Daufuskie has many different mammals that love island living.
The mink is one that is rarely seen. This elusive animal lives in our salt marshes. Mostly seen during low tides, mink swim and scurry to the water line to catch fish.
Mink populations in the state of South Carolina are significantly higher in the coastal marshes. They are well adapted to our environment and can dive in the water up to 20-feet deep and swim underwater for 100 feet. On Daufuskie, we usually see them swimming on the surface with their faces sticking out just above the water.
The North American Mink, Mustela vison, are long slender-bodied mammals.
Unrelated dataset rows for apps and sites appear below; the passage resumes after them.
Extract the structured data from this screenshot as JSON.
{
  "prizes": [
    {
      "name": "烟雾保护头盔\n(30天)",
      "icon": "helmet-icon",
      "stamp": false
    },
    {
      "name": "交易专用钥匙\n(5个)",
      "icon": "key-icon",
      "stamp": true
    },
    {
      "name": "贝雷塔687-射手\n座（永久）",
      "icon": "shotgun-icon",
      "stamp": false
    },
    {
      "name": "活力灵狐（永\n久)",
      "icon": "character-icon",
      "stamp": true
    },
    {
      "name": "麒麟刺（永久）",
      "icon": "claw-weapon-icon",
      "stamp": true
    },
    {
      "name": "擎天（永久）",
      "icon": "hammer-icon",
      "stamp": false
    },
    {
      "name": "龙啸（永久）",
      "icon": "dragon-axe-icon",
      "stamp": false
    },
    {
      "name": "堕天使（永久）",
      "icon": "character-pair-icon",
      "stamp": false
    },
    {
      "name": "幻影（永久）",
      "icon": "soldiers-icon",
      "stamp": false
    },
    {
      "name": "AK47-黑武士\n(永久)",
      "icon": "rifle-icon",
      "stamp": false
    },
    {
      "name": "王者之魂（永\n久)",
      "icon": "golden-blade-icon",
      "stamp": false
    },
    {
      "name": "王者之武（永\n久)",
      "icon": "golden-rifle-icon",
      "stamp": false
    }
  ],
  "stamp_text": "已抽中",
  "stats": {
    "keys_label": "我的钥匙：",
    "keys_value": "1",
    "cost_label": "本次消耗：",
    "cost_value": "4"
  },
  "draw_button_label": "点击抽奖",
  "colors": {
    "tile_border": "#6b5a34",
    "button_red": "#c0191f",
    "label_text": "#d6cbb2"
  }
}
They have short stocky legs, not reaching more than four inches tall, but they can get up to lengths of up to four feet long. Males tend to be larger than females, getting up to about four pounds. They have dark brown pelts, with occasional white patches on their neck or belly. They have very strong scent glands and produce a strong must, similar to other species in the weasel family.
Mink live by the water, inhabiting salt marshes, rivers, swamps and small wooded streams. They create dens in root systems, rock outcrops along streams and b side holes. Males may create multiple den sites within their mile territory range while females tend to have one den and don’t travel as far as males. In our saltwater marshes, they create dens among the spartina roots in areas that stay above the high tide line.
Mink are carnivores that mostly eat fish.
Crabs, shrimp, snails and shellfish fill their diet as well. Like many animals in our marsh systems, they take advantage of dolphin strand feeding. As dolphins push schools of fish onto marsh flats, the mink can be seen running toward the water line to catch spare fish left stranded by the dolphin. Minks are mostly known to be nocturnal throughout the U.S. However, in our coastal area they can commonly be seen during daylight hours.
These animals have shown a decline in our area since the 1950s.
Mink have very few predators, which includes other mammals and predatory birds. Development of their marsh habitat and water pollution are the main causes of their decline. South Carolina allows hunting of mink, which is done for their pelts. Although they are hunted, this is not the reason for their decline. South Carolina has strict laws on where and how many mink are allowed to be hunted in a season. Most mink pelts sold today are from ranch-raised mink, thus there has been a significant decline in trapping wild mink across the U.S.
By Kathleen McMenamin, Master Naturalist